Excerpted records section start

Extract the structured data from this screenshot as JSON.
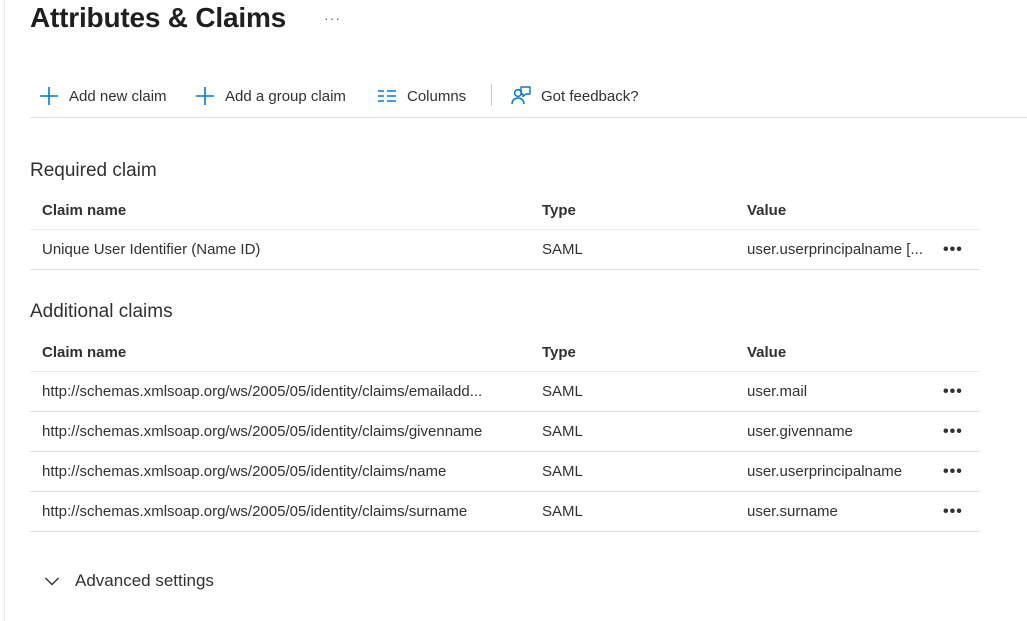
{
  "page": {
    "title": "Attributes & Claims",
    "more": "···"
  },
  "toolbar": {
    "add_claim": "Add new claim",
    "add_group_claim": "Add a group claim",
    "columns": "Columns",
    "feedback": "Got feedback?"
  },
  "required": {
    "title": "Required claim",
    "headers": {
      "name": "Claim name",
      "type": "Type",
      "value": "Value"
    },
    "rows": [
      {
        "name": "Unique User Identifier (Name ID)",
        "type": "SAML",
        "value": "user.userprincipalname [...",
        "more": "•••"
      }
    ]
  },
  "additional": {
    "title": "Additional claims",
    "headers": {
      "name": "Claim name",
      "type": "Type",
      "value": "Value"
    },
    "rows": [
      {
        "name": "http://schemas.xmlsoap.org/ws/2005/05/identity/claims/emailadd...",
        "type": "SAML",
        "value": "user.mail",
        "more": "•••"
      },
      {
        "name": "http://schemas.xmlsoap.org/ws/2005/05/identity/claims/givenname",
        "type": "SAML",
        "value": "user.givenname",
        "more": "•••"
      },
      {
        "name": "http://schemas.xmlsoap.org/ws/2005/05/identity/claims/name",
        "type": "SAML",
        "value": "user.userprincipalname",
        "more": "•••"
      },
      {
        "name": "http://schemas.xmlsoap.org/ws/2005/05/identity/claims/surname",
        "type": "SAML",
        "value": "user.surname",
        "more": "•••"
      }
    ]
  },
  "advanced": {
    "label": "Advanced settings"
  },
  "colors": {
    "accent": "#0078d4",
    "text": "#323130",
    "divider": "#e1dfdd"
  },
  "icons": {
    "add": "plus-icon",
    "columns": "columns-icon",
    "feedback": "feedback-icon",
    "more": "ellipsis-icon",
    "expand": "chevron-down-icon"
  }
}
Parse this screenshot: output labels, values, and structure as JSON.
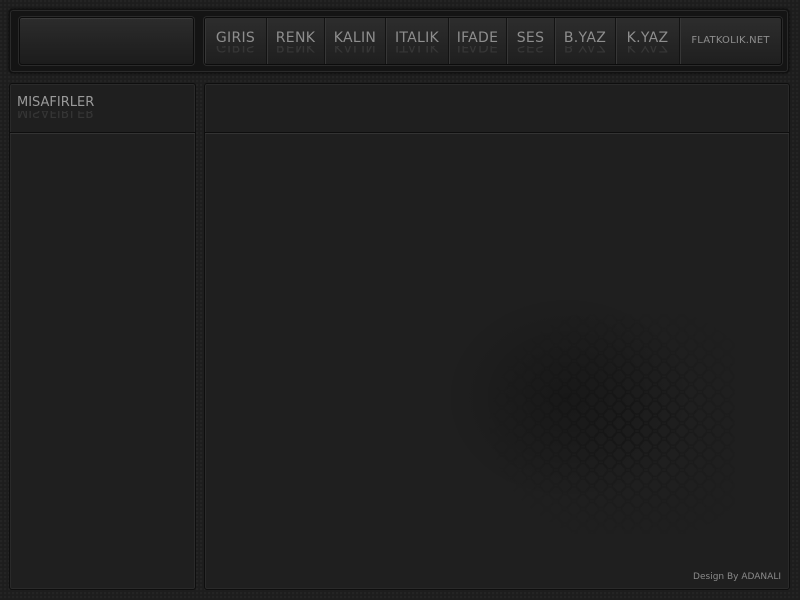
{
  "nav": {
    "items": [
      {
        "label": "GIRIS"
      },
      {
        "label": "RENK"
      },
      {
        "label": "KALIN"
      },
      {
        "label": "ITALIK"
      },
      {
        "label": "IFADE"
      },
      {
        "label": "SES"
      },
      {
        "label": "B.YAZ"
      },
      {
        "label": "K.YAZ"
      },
      {
        "label": "FLATKOLIK.NET"
      }
    ]
  },
  "sidebar": {
    "title": "MISAFIRLER"
  },
  "footer": {
    "credit": "Design By ADANALI"
  }
}
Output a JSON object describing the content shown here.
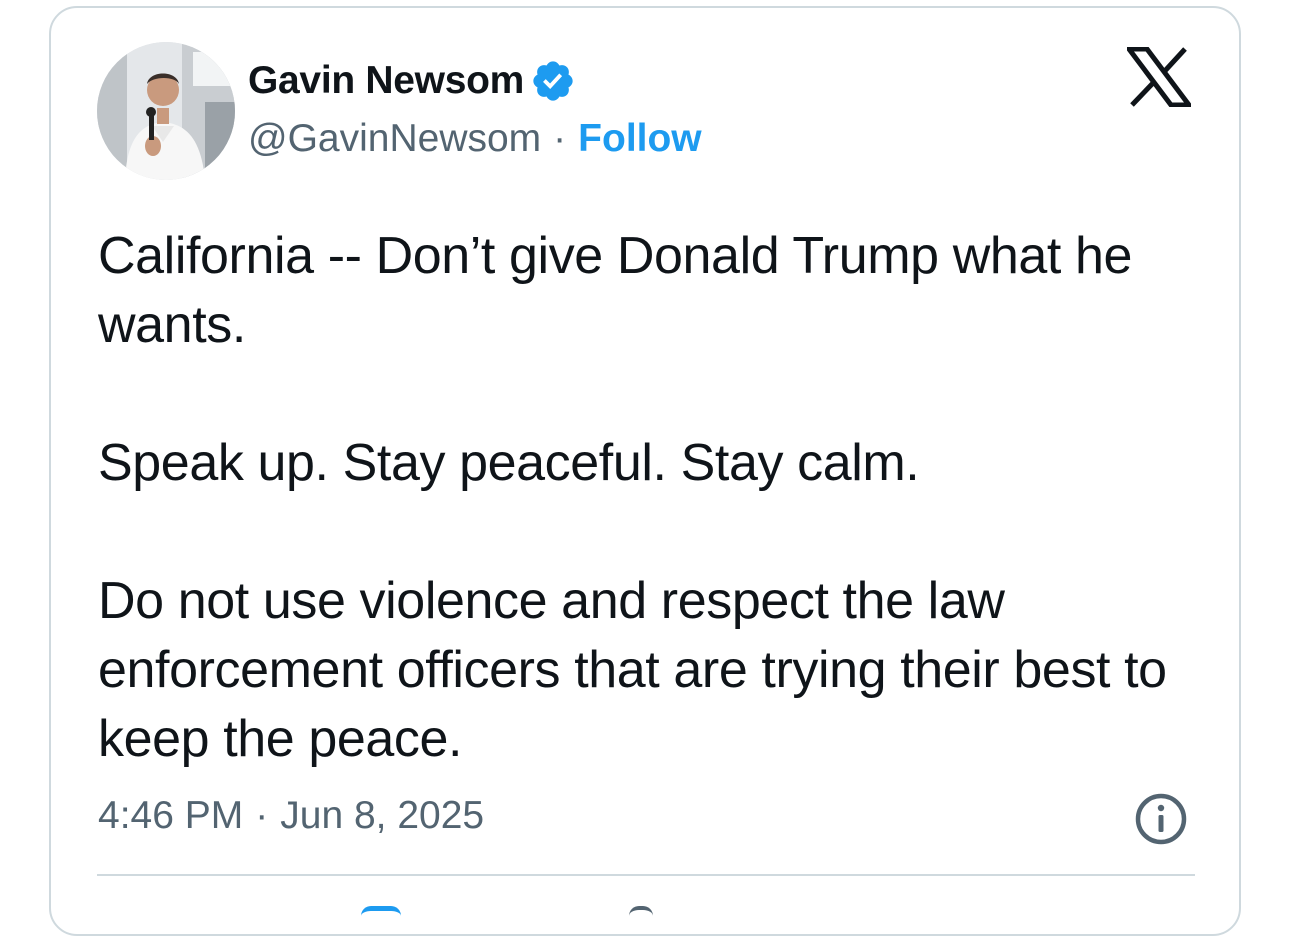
{
  "tweet": {
    "author": {
      "display_name": "Gavin Newsom",
      "handle": "@GavinNewsom",
      "separator": "·",
      "follow_label": "Follow",
      "verified": true,
      "avatar_icon": "profile-photo"
    },
    "brand_icon": "x-logo-icon",
    "paragraphs": [
      "California -- Don’t give Donald Trump what he wants.",
      "Speak up. Stay peaceful. Stay calm.",
      "Do not use violence and respect the law enforcement officers that are trying their best to keep the peace."
    ],
    "time": "4:46 PM",
    "time_separator": "·",
    "date": "Jun 8, 2025",
    "info_icon": "info-icon"
  },
  "colors": {
    "text": "#0f1419",
    "secondary": "#536471",
    "accent": "#1d9bf0",
    "border": "#cfd9de"
  }
}
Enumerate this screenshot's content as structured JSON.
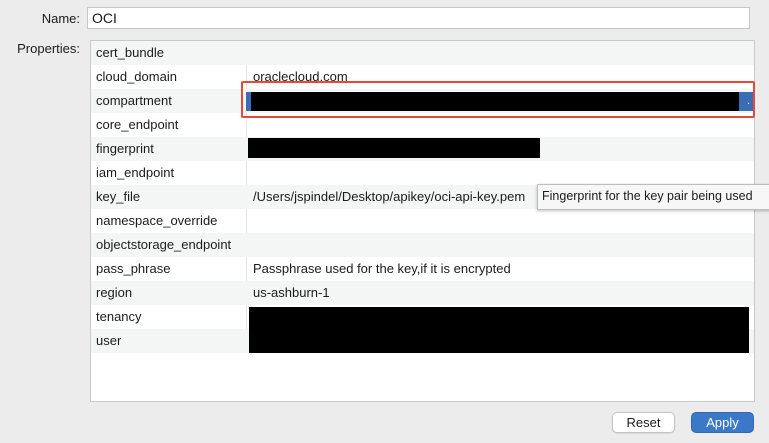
{
  "form": {
    "name_label": "Name:",
    "name_value": "OCI",
    "properties_label": "Properties:"
  },
  "properties": [
    {
      "key": "cert_bundle",
      "value": ""
    },
    {
      "key": "cloud_domain",
      "value": "oraclecloud.com"
    },
    {
      "key": "compartment",
      "value": "",
      "redacted": true,
      "selected": true
    },
    {
      "key": "core_endpoint",
      "value": ""
    },
    {
      "key": "fingerprint",
      "value": "",
      "redacted": true
    },
    {
      "key": "iam_endpoint",
      "value": ""
    },
    {
      "key": "key_file",
      "value": "/Users/jspindel/Desktop/apikey/oci-api-key.pem"
    },
    {
      "key": "namespace_override",
      "value": ""
    },
    {
      "key": "objectstorage_endpoint",
      "value": ""
    },
    {
      "key": "pass_phrase",
      "value": "Passphrase used for the key,if it is encrypted"
    },
    {
      "key": "region",
      "value": "us-ashburn-1"
    },
    {
      "key": "tenancy",
      "value": "",
      "redacted": true
    },
    {
      "key": "user",
      "value": "",
      "redacted": true
    }
  ],
  "tooltip": {
    "text": "Fingerprint for the key pair being used"
  },
  "buttons": {
    "reset_label": "Reset",
    "apply_label": "Apply"
  },
  "colors": {
    "accent": "#3c78c8",
    "selection": "#3b6db4",
    "highlight_box": "#e44a39",
    "redaction": "#000000"
  }
}
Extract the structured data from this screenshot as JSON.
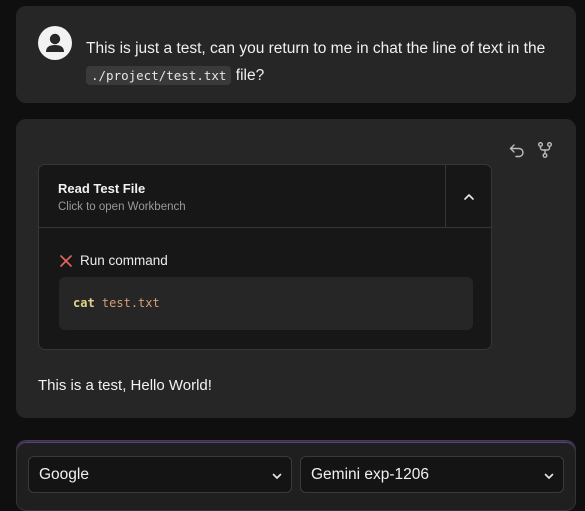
{
  "user_message": {
    "text_before": "This is just a test, can you return to me in chat the line of text in the",
    "code": "./project/test.txt",
    "text_after": "file?"
  },
  "assistant_message": {
    "artifact": {
      "title": "Read Test File",
      "subtitle": "Click to open Workbench",
      "step_label": "Run command",
      "command": "cat",
      "argument": "test.txt"
    },
    "result_text": "This is a test, Hello World!"
  },
  "composer": {
    "provider_select": "Google",
    "model_select": "Gemini exp-1206"
  },
  "colors": {
    "background": "#0f0f0f",
    "card": "#262626",
    "error_icon": "#e5645c",
    "command_keyword": "#e0d38a",
    "command_arg": "#d79e77"
  },
  "icons": [
    "user-avatar-icon",
    "undo-icon",
    "fork-icon",
    "chevron-up-icon",
    "x-icon",
    "chevron-down-icon"
  ]
}
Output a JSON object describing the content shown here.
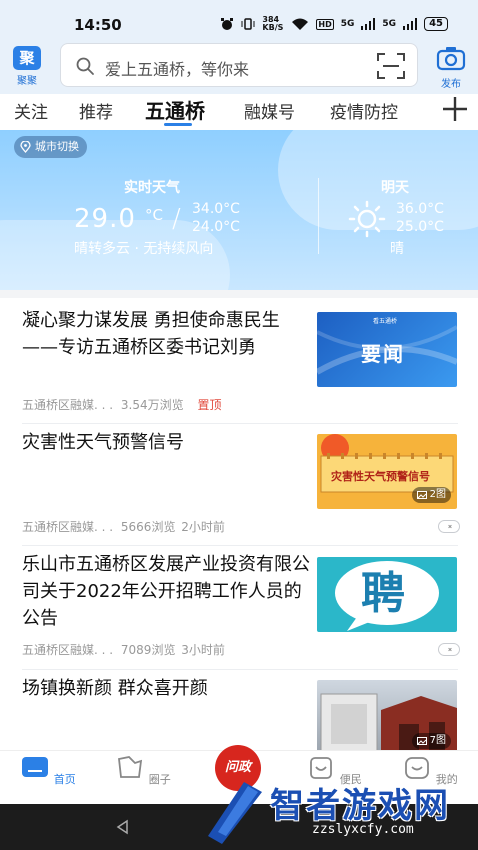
{
  "status_bar": {
    "time": "14:50",
    "network_speed": "384 KB/S",
    "hd": "HD",
    "signal1": "5G",
    "signal2": "5G",
    "battery": "45"
  },
  "header": {
    "left_button_label": "聚聚",
    "left_logo_glyph": "聚",
    "search_placeholder": "爱上五通桥，等你来",
    "right_button_label": "发布"
  },
  "tabs": [
    {
      "label": "关注",
      "active": false
    },
    {
      "label": "推荐",
      "active": false
    },
    {
      "label": "五通桥",
      "active": true
    },
    {
      "label": "融媒号",
      "active": false
    },
    {
      "label": "疫情防控",
      "active": false
    }
  ],
  "weather": {
    "city_switch": "城市切换",
    "now_title": "实时天气",
    "now_temp": "29.0",
    "unit": "°C",
    "slash": "/",
    "now_high": "34.0°C",
    "now_low": "24.0°C",
    "now_desc": "晴转多云 · 无持续风向",
    "tomorrow_title": "明天",
    "tomorrow_high": "36.0°C",
    "tomorrow_low": "25.0°C",
    "tomorrow_desc": "晴"
  },
  "feed": [
    {
      "title": "凝心聚力谋发展 勇担使命惠民生 ——专访五通桥区委书记刘勇",
      "source": "五通桥区融媒. . .",
      "views": "3.54万浏览",
      "tag": "置顶",
      "thumb_text": "要闻",
      "thumb_small": "看五通桥"
    },
    {
      "title": "灾害性天气预警信号",
      "source": "五通桥区融媒. . .",
      "views": "5666浏览",
      "time": "2小时前",
      "thumb_text": "灾害性天气预警信号",
      "image_count": "2图"
    },
    {
      "title": "乐山市五通桥区发展产业投资有限公司关于2022年公开招聘工作人员的公告",
      "source": "五通桥区融媒. . .",
      "views": "7089浏览",
      "time": "3小时前",
      "thumb_text": "聘"
    },
    {
      "title": "场镇换新颜 群众喜开颜",
      "image_count": "7图"
    }
  ],
  "bottom_nav": [
    {
      "label": "首页",
      "active": true
    },
    {
      "label": "圈子",
      "active": false
    },
    {
      "label": "问政",
      "active": false
    },
    {
      "label": "便民",
      "active": false
    },
    {
      "label": "我的",
      "active": false
    }
  ],
  "watermark": {
    "title": "智者游戏网",
    "url": "zzslyxcfy.com"
  },
  "colors": {
    "accent": "#2b80e6",
    "pin": "#e0483b",
    "wenzheng": "#d7261e"
  }
}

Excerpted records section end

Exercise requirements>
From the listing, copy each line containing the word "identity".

Answer>
        "name": "http://schemas.xmlsoap.org/ws/2005/05/identity/claims/emailadd...",
        "name": "http://schemas.xmlsoap.org/ws/2005/05/identity/claims/givenname",
        "name": "http://schemas.xmlsoap.org/ws/2005/05/identity/claims/name",
        "name": "http://schemas.xmlsoap.org/ws/2005/05/identity/claims/surname",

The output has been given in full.